The staff of one veterinarian, two registered vet techs and two vet assistants, with support from a team of volunteers, has been performing surgeries for Valley Humane Society for two years in space the nonprofit leased from East Bay SPCA, Sadek said. They're performing 40 spay/neuter surgeries per day, and once fully operational, the center aims to complete more than 6,000 surgeries per year.
Since its soft opening earlier this year, the center has already performed surgeries for groups like Friends of the Alameda Animal Shelter, San Jose Animal Services, Contra Costa Animal Services and East County Animal Services.
"Why is this making an impact? California law requires all dogs and cats to be fixed before they can be adopted," Sadek said.
The new center "helps relieve overcrowding in our Bay Area shelter system," she added. "There is no reason for adoptable cats and dogs to sit in rescues or shelters simply because they need surgery.
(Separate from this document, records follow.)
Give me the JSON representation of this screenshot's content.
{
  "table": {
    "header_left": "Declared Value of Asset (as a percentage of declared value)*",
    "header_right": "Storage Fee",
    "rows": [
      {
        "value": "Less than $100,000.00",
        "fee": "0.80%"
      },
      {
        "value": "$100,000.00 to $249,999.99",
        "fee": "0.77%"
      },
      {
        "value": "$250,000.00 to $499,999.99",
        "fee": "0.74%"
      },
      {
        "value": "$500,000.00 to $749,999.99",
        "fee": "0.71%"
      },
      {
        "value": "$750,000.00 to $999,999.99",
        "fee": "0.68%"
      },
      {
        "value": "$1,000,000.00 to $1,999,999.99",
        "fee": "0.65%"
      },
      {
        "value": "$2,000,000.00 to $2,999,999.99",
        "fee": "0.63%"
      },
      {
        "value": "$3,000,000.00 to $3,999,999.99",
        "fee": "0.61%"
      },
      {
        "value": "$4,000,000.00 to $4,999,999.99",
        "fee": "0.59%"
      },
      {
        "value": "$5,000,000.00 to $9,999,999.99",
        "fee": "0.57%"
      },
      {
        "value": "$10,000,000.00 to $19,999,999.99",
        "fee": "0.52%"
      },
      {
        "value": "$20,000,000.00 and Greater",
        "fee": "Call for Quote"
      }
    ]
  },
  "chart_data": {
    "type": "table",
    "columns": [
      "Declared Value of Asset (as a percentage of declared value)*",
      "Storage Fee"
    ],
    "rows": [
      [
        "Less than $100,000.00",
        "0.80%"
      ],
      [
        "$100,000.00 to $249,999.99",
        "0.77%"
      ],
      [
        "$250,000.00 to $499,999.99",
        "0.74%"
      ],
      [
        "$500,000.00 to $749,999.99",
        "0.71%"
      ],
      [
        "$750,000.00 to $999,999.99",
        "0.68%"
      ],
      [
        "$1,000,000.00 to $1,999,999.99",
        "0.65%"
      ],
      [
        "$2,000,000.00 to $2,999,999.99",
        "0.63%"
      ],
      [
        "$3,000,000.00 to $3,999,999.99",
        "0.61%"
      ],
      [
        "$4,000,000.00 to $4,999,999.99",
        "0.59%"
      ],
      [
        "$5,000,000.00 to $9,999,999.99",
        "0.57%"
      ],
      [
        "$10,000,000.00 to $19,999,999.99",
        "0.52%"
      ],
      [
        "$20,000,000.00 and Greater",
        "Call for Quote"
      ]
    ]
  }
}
In addition, helping the public makes a significant impact by reducing the number of unwanted litters being produced annually."
The fact Valley Humane Society is also offering spay and neuter services to the public will alleviate regional burden as well, since many programs currently have months-long waitlists.
And down the line, the non-emergency surgery referral program for low-income clients (once fully realized) will help ease impacts on shelters, reduce euthanizations, and uplift pets and their human companions, according to Sadek.
"At Valley Humane, we regularly see amazing dogs and cats who need a single surgery to improve their life," she said. "We believe these animals were surrendered because it was their owner's only option to help their beloved pet. Loved animals shouldn't be in our sheltering system."
The nearly $2 million project included significant funding from Nvidia, the tech company and employer of late Pleasanton resident and pet lover Phil Scholz for whom the shelter is named. Scholz died in 2014 after he was struck by a commuter train in Santa Clara while trying to help a stranger who'd jumped on the tracks in a suicide attempt.
His widow Emily Scholz, who now works as adoption and foster manager for Valley Humane Society, stood next to Sadek and cut the ceremonial ribbon with giant scissors at the grand-opening event.